 00436, 00502, 00615,
00608, 00621, 00623,
00634, 00638, 00639,
01010, 01015, 01033,
01056, 01086, 01097,
01098, 01099, 01500,
01502, 01514, 01515, 01602,
02001, 02008, 06017RM, 75329

Acurite Icons Version C
Version C

 

 

01050, 01055, 01055A1, 01512
02005, 02007, 02010, 
02014, 02015, 02030,
02031, 02036, 02037

Acurite Icons Version D
Version D



00250, 00251W, 00252W, 00838, 
01025, 01035, 01036, 
01525, 02032

Acurite Icons Version E
Version E 



00439DI, 00589, 00821, 00828, 00829, 
01301, 01506, 01524, 01524A1, 01604, 02016, 
02038W, 02039CA, 02040CASB, 02041CASB, 13230
 

Acurite Icons Version F

Version F



 00622, 01604, 02022, 02026, 02027

Acurite Icons Version G
Version G 



00828BPDI, 00829
08575, 08580

 

 

What-to-Wear Icon

The What-to-Wear icon provides a clothing recommendation based on the data observed from your weather sensor.

Version #1

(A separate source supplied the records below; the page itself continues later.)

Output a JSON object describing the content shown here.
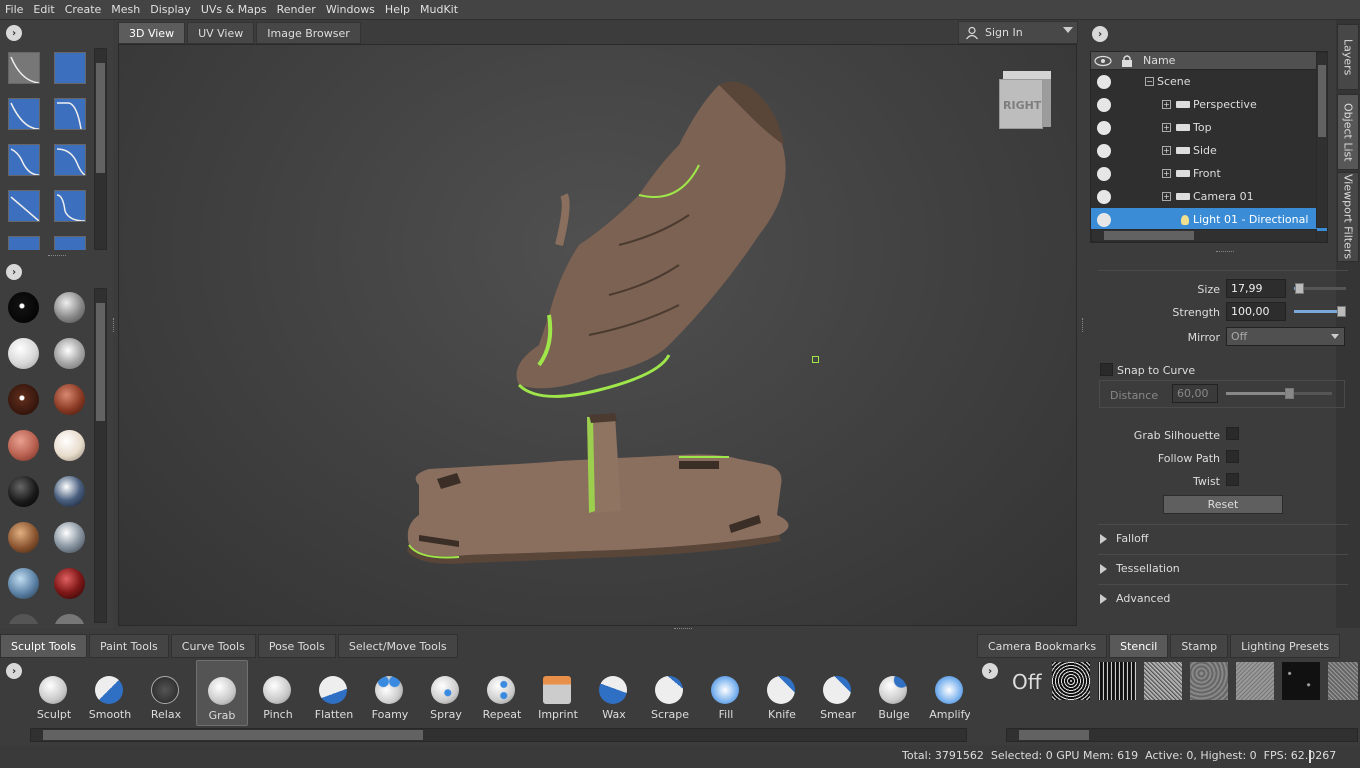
{
  "menu": [
    "File",
    "Edit",
    "Create",
    "Mesh",
    "Display",
    "UVs & Maps",
    "Render",
    "Windows",
    "Help",
    "MudKit"
  ],
  "view_tabs": [
    "3D View",
    "UV View",
    "Image Browser"
  ],
  "sign_in": "Sign In",
  "view_cube_label": "RIGHT",
  "side_tabs": [
    "Layers",
    "Object List",
    "Viewport Filters"
  ],
  "tree": {
    "header": "Name",
    "rows": [
      {
        "label": "Scene"
      },
      {
        "label": "Perspective"
      },
      {
        "label": "Top"
      },
      {
        "label": "Side"
      },
      {
        "label": "Front"
      },
      {
        "label": "Camera 01"
      },
      {
        "label": "Light 01 - Directional"
      }
    ]
  },
  "props": {
    "size_label": "Size",
    "size_value": "17,99",
    "size_level": 0.12,
    "strength_label": "Strength",
    "strength_value": "100,00",
    "strength_level": 1.0,
    "mirror_label": "Mirror",
    "mirror_value": "Off",
    "snap_label": "Snap to Curve",
    "distance_label": "Distance",
    "distance_value": "60,00",
    "distance_level": 0.6,
    "grab_silhouette": "Grab Silhouette",
    "follow_path": "Follow Path",
    "twist": "Twist",
    "reset": "Reset",
    "sections": [
      "Falloff",
      "Tessellation",
      "Advanced"
    ]
  },
  "bottom_tabs": [
    "Sculpt Tools",
    "Paint Tools",
    "Curve Tools",
    "Pose Tools",
    "Select/Move Tools"
  ],
  "tools": [
    "Sculpt",
    "Smooth",
    "Relax",
    "Grab",
    "Pinch",
    "Flatten",
    "Foamy",
    "Spray",
    "Repeat",
    "Imprint",
    "Wax",
    "Scrape",
    "Fill",
    "Knife",
    "Smear",
    "Bulge",
    "Amplify"
  ],
  "active_tool": "Grab",
  "right_bottom_tabs": [
    "Camera Bookmarks",
    "Stencil",
    "Stamp",
    "Lighting Presets"
  ],
  "stencil_off": "Off",
  "status": "Total: 3791562  Selected: 0 GPU Mem: 619  Active: 0, Highest: 0  FPS: 62.0267"
}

Version #2

acurite what to wear icons

Models: 00526, 00536, 00837

acurite what to wear icons

 Models: 00827, 00837W


 back to top

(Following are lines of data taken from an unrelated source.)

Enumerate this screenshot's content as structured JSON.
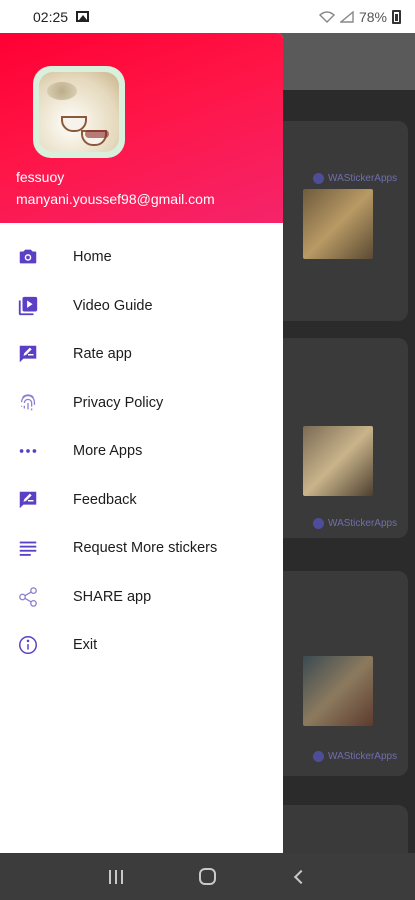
{
  "status_bar": {
    "time": "02:25",
    "battery": "78%"
  },
  "drawer": {
    "header": {
      "name": "fessuoy",
      "email": "manyani.youssef98@gmail.com"
    },
    "items": [
      {
        "label": "Home",
        "icon": "camera-icon"
      },
      {
        "label": "Video Guide",
        "icon": "video-library-icon"
      },
      {
        "label": "Rate app",
        "icon": "rate-review-icon"
      },
      {
        "label": "Privacy Policy",
        "icon": "fingerprint-icon"
      },
      {
        "label": "More Apps",
        "icon": "more-dots-icon"
      },
      {
        "label": "Feedback",
        "icon": "feedback-icon"
      },
      {
        "label": "Request More stickers",
        "icon": "list-lines-icon"
      },
      {
        "label": "SHARE app",
        "icon": "share-icon"
      },
      {
        "label": "Exit",
        "icon": "info-icon"
      }
    ]
  },
  "background": {
    "cards": [
      {
        "author": "WAStickerApps"
      },
      {
        "author": "WAStickerApps"
      },
      {
        "author": "WAStickerApps"
      }
    ]
  },
  "colors": {
    "header_start": "#ff0033",
    "header_end": "#f5246b",
    "icon_purple": "#5b3fc4"
  }
}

Weather Ticker

The Weather Ticker automatically streams your real-time weather information and alerts as scrolling text on the display unit. You can customize which messages or data you'd like to be displayed. Standard Weather Ticker messages include a text readout of: forecast, moon phase, indoor comfort, "feels like" temperature, weekly / monthly / all-time high and low records, etc.

 back to top

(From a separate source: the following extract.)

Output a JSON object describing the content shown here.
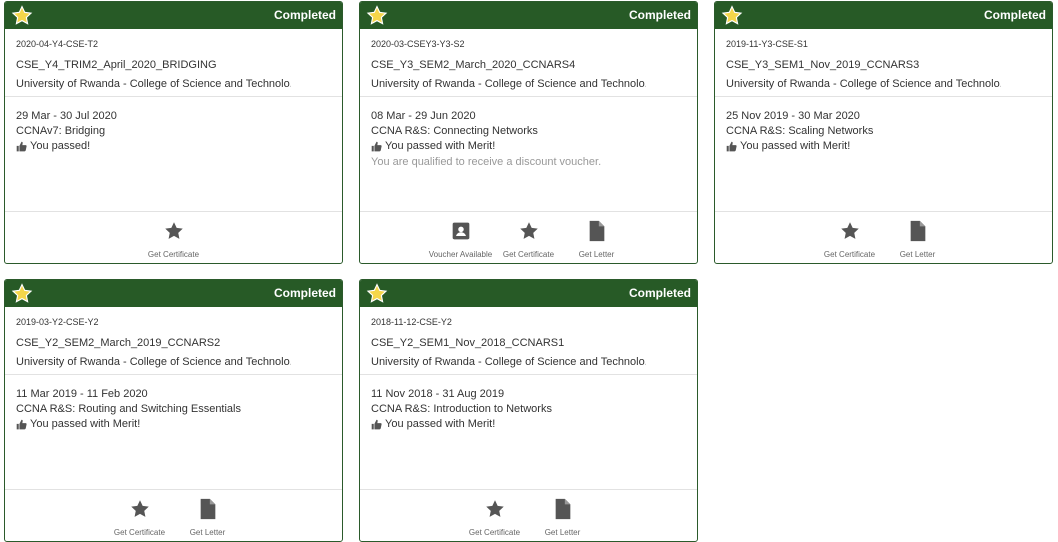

Wind Chill

The wind chill is a measure of how cold it really feels outside. The wind chill formula relies on environmental data including the wind speed and the ambient air temperature, and is only calculated when temperatures drop below 32 degrees Fahrenheit (0 degrees Celsius).

Wind chill makes it feel colder than it really is due to the loss of body heat when exposed skin is in direct contact with the wind and cold temperatures. Heat is drawn away from the body at a faster rate when wind speed increases. For example, your weather station may report that the outdoor temperature is 20 degrees Fahrenheit (-7 degrees Celsius) with a wind speed of 10 mph (16 kph). The temperature at which these two values intersect is the wind chill. In this example, it will feel like it is 9 degrees Fahrenheit (-13 degrees Celsius).

Related Information: www.nws.noaa.gov/os/windchill/index.shtml

 

 back to top

Wind Speed

Current Wind Speed: AcuRite's 3-in-1 sensor and 5-in-1 sensor transmit wind speed data every 18 seconds. Current wind speed is the highest wind speed recorded over that 18 second window.

Average Wind Speed: An average of all wind speed readings collected over the past 2 minutes.

Peak Wind Speed: A rolling value showing the highest wind speed recorded over the past 60 minutes.

 back to top

Wireless Signal Reception Icon

For easy setup and superior performance, AcuRite wireless products feature signal reception indicator icons. If there are a low number of “bars” present, you may experience no data display ( “--” ) or inaccurate data. In either case, you may need to relocate the display, the sensor or both for improved reception. Keep in mind, wireless products must be positioned away from electronics that may interfere with the wireless communication (such as TVs, microwaves, computers, etc).   

If most or all 4 of the bars are present, wireless reception is good and no action is required:

wireless reception icons

 back to top